[EXTRACTED ENTRIES]:
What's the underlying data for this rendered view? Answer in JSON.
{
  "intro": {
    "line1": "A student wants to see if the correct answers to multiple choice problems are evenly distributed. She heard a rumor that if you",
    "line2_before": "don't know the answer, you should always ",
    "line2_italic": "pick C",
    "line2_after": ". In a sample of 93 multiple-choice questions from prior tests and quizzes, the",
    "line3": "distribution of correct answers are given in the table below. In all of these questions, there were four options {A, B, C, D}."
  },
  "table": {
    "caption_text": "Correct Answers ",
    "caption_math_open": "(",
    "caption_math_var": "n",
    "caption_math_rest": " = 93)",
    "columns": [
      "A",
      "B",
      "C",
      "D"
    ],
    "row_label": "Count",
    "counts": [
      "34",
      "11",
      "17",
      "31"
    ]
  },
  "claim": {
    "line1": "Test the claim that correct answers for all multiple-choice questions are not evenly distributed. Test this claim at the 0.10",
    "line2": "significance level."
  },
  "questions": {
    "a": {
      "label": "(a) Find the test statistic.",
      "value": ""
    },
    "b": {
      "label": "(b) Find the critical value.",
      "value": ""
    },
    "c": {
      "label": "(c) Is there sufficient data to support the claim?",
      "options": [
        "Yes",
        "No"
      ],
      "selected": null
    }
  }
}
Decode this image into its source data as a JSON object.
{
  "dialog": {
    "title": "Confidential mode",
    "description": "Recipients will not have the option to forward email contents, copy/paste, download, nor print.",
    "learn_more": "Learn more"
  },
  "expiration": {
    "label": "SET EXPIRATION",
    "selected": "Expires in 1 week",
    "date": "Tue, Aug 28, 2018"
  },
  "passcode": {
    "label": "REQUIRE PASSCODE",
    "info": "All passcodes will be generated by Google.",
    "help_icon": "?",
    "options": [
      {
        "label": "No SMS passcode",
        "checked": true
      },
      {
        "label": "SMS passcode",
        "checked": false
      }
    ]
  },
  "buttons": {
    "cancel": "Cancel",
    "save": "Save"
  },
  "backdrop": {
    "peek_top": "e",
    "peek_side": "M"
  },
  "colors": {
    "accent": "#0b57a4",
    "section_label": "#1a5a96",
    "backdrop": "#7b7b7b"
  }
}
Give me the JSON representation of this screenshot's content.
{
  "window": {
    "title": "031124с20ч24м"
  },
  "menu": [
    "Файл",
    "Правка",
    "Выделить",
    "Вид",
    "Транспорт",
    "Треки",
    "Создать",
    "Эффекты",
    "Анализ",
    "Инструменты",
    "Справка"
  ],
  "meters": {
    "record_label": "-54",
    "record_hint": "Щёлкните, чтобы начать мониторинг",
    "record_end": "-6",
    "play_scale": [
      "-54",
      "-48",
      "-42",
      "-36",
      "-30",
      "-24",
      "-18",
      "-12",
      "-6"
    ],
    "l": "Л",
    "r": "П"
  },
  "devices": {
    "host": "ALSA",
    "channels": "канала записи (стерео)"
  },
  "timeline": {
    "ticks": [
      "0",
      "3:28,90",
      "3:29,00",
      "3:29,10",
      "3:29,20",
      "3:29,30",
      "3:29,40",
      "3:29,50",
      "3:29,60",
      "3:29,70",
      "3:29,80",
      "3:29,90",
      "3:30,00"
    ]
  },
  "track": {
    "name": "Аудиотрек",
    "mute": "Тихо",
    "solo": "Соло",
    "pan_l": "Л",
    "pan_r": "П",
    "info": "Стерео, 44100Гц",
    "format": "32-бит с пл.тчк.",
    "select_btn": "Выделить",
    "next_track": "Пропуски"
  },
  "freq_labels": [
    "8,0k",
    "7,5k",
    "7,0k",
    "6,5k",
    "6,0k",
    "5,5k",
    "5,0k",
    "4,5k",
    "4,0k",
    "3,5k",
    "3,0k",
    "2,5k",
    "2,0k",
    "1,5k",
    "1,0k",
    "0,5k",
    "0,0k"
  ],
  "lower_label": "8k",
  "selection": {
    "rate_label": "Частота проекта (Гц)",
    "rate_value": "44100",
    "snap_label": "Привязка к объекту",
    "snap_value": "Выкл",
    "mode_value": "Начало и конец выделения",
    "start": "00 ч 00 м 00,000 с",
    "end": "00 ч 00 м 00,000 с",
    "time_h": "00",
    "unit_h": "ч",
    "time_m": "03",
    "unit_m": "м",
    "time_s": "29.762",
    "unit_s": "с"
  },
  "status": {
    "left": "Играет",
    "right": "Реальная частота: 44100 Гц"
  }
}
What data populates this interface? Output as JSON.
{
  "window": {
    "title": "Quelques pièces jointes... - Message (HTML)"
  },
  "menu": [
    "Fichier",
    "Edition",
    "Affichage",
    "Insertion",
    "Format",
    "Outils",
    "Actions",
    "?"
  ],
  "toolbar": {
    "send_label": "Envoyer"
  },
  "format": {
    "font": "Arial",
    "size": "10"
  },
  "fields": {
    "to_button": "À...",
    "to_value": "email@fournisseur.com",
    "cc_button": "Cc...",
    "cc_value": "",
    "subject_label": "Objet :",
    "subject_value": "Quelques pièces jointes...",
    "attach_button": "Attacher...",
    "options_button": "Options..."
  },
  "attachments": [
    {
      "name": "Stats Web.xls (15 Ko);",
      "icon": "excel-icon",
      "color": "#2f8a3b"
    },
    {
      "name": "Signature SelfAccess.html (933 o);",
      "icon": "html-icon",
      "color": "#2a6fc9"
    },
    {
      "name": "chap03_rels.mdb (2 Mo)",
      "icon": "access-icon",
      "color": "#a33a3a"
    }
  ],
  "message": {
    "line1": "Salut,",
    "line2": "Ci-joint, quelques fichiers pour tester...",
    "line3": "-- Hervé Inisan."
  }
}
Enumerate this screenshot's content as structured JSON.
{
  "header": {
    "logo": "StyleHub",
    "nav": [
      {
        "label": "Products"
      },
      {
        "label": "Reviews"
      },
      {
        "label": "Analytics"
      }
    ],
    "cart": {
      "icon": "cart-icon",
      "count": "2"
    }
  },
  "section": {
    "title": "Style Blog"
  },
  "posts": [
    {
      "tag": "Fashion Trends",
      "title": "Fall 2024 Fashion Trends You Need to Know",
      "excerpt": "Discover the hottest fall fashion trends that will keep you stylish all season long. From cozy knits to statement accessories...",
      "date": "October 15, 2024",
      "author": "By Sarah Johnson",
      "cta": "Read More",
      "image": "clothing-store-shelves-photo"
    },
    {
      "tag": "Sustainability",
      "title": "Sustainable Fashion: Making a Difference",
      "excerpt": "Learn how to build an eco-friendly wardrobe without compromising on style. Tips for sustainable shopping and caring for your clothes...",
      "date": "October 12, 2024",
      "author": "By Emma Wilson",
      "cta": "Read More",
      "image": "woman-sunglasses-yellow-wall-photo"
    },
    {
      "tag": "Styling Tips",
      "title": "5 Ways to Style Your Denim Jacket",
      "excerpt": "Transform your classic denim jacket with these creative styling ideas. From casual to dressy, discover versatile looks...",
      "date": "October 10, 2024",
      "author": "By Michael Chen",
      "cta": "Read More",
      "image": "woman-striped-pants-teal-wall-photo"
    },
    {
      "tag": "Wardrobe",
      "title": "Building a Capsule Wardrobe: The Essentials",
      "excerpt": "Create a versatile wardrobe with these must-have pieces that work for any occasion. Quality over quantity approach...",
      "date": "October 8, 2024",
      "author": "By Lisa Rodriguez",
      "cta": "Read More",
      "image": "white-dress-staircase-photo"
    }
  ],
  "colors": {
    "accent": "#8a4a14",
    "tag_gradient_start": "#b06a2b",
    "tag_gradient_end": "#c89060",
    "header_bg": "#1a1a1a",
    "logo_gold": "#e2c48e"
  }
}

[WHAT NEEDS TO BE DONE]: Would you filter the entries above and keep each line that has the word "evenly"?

[RESPONSE AREA]:
    "line1": "A student wants to see if the correct answers to multiple choice problems are evenly distributed. She heard a rumor that if you",
    "line1": "Test the claim that correct answers for all multiple-choice questions are not evenly distributed. Test this claim at the 0.10",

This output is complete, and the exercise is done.